In a bid to steer the attention of Hong Kong’s youth towards environmental issues, three students in Hong Kong are organising a school strike this Friday. The Facebook event page – School Strike For Climate Action Hong Kong – calls for students in Hong Kong to boycott their lessons and walk from Charter House to the Central Government Offices in Admiralty.
The student organisers of the citywide class walkout will submit a proposal on ways to lower carbon emissions in Hong Kong and tackle climate change to the government at the end of their march.
Seventeen-year-old Elisa Hirn, one of the three organisers, said they were inspired by Greta Thunberg – the 16-year-old Swedish climate activist who started the global “Fridays For Future” movement by staging school strikes last August.

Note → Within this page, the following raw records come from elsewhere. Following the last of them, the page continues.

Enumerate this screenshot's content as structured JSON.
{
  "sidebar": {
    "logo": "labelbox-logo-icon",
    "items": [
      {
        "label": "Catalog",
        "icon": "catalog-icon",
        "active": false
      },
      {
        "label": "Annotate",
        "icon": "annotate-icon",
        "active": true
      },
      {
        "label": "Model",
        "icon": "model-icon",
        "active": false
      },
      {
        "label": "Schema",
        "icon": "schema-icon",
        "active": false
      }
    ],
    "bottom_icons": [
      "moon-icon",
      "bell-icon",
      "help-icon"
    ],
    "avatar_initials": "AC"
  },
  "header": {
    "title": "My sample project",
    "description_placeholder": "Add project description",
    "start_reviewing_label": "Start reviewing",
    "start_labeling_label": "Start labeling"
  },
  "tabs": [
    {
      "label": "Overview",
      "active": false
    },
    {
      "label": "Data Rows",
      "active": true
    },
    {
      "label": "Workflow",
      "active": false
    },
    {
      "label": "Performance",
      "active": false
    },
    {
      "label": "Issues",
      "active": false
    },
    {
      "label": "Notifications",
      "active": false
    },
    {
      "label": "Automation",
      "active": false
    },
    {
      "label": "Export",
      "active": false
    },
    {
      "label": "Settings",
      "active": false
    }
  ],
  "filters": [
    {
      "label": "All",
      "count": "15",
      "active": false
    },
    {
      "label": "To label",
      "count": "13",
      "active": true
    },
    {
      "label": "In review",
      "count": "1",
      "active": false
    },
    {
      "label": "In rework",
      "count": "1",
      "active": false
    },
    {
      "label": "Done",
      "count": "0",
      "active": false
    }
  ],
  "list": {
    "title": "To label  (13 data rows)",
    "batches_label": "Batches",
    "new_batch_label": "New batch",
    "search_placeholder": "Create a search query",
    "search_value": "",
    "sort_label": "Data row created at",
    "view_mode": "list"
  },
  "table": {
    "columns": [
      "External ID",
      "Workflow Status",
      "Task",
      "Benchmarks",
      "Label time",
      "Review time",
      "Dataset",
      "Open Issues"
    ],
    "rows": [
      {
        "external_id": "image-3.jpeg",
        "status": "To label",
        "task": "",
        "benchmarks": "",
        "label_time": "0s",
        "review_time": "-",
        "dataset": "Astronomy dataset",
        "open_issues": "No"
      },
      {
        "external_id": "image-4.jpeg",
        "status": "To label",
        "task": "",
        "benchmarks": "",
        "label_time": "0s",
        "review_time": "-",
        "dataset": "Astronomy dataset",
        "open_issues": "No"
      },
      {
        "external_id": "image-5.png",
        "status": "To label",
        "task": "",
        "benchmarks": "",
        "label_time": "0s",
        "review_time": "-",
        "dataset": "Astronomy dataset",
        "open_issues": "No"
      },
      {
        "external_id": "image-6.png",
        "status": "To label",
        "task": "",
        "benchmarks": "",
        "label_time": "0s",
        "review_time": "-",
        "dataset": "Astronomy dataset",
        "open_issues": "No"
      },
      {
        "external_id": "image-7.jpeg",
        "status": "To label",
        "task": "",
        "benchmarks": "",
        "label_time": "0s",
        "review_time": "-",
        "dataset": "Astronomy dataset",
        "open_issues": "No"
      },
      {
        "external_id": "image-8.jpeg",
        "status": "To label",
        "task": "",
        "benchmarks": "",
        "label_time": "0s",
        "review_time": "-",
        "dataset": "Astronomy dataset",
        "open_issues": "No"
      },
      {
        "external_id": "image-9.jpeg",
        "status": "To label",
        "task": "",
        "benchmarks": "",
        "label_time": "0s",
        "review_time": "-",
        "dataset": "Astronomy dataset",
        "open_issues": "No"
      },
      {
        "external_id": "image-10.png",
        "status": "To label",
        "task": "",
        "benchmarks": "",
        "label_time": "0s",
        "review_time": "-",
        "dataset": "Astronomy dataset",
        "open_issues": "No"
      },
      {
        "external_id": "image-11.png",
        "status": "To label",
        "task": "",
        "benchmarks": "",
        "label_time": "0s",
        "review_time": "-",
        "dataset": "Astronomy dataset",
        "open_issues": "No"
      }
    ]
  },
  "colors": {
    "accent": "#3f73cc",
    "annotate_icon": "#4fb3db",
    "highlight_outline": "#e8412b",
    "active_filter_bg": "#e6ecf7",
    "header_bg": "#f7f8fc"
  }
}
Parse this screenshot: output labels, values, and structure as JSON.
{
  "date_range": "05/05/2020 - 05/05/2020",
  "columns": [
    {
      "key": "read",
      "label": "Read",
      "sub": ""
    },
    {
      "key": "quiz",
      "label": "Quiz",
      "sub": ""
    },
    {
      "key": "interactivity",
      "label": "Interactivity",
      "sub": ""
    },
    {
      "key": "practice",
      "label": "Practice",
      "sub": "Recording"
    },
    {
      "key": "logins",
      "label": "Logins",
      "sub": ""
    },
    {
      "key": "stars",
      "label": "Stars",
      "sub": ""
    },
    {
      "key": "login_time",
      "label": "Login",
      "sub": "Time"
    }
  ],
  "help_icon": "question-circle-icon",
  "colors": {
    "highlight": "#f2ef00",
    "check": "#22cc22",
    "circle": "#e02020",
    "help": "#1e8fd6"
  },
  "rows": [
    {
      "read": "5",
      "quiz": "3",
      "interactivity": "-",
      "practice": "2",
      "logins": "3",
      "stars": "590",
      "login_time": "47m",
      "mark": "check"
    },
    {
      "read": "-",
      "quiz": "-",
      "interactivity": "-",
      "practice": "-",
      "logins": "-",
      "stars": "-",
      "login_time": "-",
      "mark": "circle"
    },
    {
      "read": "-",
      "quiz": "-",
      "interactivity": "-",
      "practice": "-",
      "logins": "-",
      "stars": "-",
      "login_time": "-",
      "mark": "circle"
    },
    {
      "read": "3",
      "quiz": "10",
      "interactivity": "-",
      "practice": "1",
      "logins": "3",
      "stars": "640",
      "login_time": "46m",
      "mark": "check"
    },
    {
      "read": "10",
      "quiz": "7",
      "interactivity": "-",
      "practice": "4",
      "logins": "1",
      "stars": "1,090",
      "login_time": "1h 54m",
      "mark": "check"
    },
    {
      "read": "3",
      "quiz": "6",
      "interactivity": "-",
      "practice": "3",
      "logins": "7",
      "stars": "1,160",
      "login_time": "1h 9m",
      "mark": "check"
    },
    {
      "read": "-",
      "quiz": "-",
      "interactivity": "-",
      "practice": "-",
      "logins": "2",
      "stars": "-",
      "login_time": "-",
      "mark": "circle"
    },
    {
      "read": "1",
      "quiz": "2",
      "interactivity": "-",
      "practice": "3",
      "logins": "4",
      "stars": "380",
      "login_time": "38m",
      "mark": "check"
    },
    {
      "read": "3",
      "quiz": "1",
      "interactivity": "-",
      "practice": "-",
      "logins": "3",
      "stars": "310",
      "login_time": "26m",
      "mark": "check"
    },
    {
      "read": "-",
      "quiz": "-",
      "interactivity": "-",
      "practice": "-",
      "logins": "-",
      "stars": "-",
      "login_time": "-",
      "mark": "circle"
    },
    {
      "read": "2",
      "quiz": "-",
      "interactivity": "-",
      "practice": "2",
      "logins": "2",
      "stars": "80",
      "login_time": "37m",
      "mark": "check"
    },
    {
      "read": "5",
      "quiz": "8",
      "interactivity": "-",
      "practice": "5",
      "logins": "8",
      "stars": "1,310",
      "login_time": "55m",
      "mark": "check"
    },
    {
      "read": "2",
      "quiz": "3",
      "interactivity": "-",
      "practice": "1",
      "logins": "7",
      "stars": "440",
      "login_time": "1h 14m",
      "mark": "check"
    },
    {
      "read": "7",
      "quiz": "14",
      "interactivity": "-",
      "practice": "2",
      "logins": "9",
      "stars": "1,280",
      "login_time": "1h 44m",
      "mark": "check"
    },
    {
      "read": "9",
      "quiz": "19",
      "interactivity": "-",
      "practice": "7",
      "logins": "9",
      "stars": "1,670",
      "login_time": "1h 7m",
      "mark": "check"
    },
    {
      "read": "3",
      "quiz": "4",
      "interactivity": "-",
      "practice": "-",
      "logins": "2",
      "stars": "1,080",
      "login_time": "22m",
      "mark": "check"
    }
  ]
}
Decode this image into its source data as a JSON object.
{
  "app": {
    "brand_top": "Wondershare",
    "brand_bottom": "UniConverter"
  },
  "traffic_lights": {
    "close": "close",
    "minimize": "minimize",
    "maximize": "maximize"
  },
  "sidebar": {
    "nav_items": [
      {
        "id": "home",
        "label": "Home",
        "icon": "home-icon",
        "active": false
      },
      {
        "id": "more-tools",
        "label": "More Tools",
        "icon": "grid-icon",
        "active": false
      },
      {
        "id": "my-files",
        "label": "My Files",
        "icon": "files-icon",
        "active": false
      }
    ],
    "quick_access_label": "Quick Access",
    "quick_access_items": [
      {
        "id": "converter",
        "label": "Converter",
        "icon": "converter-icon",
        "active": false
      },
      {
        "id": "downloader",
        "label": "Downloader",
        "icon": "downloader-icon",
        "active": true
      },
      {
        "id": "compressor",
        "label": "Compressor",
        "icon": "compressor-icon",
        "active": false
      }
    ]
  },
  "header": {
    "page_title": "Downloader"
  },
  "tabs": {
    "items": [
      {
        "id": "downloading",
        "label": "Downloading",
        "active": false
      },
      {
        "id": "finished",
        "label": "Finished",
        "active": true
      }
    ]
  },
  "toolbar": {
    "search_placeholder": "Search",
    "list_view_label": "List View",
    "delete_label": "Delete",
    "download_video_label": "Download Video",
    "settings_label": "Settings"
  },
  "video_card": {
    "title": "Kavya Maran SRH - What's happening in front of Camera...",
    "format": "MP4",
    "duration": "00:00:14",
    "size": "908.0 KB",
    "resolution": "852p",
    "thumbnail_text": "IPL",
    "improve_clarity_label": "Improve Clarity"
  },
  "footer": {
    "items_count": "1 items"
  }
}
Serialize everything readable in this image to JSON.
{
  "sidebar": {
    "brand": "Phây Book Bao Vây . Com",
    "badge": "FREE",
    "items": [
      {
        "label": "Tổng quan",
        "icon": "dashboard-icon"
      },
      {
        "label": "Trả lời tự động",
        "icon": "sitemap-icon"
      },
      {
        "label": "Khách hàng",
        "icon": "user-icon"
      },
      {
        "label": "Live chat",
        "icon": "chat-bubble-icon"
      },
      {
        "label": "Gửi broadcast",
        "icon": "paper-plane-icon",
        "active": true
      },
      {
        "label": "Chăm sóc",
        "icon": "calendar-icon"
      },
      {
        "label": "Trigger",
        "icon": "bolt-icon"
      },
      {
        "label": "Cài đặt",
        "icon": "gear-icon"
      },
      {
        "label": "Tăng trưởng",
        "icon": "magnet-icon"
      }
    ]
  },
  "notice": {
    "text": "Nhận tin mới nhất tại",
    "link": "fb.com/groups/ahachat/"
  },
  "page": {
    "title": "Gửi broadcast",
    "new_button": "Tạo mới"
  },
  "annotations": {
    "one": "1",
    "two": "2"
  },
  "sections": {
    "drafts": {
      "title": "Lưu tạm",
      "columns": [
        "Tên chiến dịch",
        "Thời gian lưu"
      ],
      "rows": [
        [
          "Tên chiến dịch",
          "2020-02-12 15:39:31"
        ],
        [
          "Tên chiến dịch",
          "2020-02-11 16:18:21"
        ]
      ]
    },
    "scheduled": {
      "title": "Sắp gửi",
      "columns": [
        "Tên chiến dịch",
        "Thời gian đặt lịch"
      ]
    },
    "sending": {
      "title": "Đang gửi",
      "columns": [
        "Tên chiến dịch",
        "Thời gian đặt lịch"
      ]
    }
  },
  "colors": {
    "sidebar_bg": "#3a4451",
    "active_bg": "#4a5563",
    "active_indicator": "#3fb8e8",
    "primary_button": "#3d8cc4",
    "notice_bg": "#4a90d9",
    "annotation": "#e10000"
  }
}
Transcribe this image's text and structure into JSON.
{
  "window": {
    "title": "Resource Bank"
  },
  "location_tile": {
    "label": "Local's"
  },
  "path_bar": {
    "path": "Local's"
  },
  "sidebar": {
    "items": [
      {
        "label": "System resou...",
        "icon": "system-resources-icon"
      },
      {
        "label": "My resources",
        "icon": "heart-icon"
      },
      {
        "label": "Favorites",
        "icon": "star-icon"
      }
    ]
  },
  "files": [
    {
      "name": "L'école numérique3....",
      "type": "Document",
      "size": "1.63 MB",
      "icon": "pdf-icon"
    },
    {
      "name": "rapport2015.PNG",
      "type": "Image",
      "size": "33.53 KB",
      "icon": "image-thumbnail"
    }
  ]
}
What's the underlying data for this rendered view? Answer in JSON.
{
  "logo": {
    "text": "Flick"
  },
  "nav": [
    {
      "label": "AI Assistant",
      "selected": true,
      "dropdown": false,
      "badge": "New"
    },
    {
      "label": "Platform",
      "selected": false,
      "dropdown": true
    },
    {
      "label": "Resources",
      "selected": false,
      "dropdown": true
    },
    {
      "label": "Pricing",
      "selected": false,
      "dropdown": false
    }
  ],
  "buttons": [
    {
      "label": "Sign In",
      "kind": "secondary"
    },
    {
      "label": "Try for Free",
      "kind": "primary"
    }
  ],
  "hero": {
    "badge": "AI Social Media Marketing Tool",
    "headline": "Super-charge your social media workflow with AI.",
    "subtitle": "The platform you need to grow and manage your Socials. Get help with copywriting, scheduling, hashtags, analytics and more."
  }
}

The organisers believe Hong Kong should get on board with what Thunberg is doing, and they hope the event will show their concern about the Hong Kong government’s lack of action towards tackling climate change.
Zara Campion and Emily Tarr, who are also in the organising team, pointed out that the 2019–20 budget, released last month, did not allocate a lot of money for climate change action in Hong Kong.
“They could be giving more to this sector [each year] but they haven’t been giving as much money [towards climate change] compared to other countries,” said Zara, 17.
“Financial Secretary Paul Chan [Mo-po] said that he would take note of any proposals that could be envisioned. So we’re going to give him our proposal and, hopefully, he’ll stick to his word.”
Global conservation body Greenpeace has also been in contact with the student organisers to see how they might work with them at the school strike.
- Hong Kong’s Education Bureau has released an official statement, saying the strike will “disrupt order and learning in schools”. Do you agree? Explain your opinion.
- Student protesters taking part in other similar climate change strikes argue this kind of action is necessary because, with the repercussions of climate change, things will get to a stage where education doesn’t matter. Do you agree? Why or why not?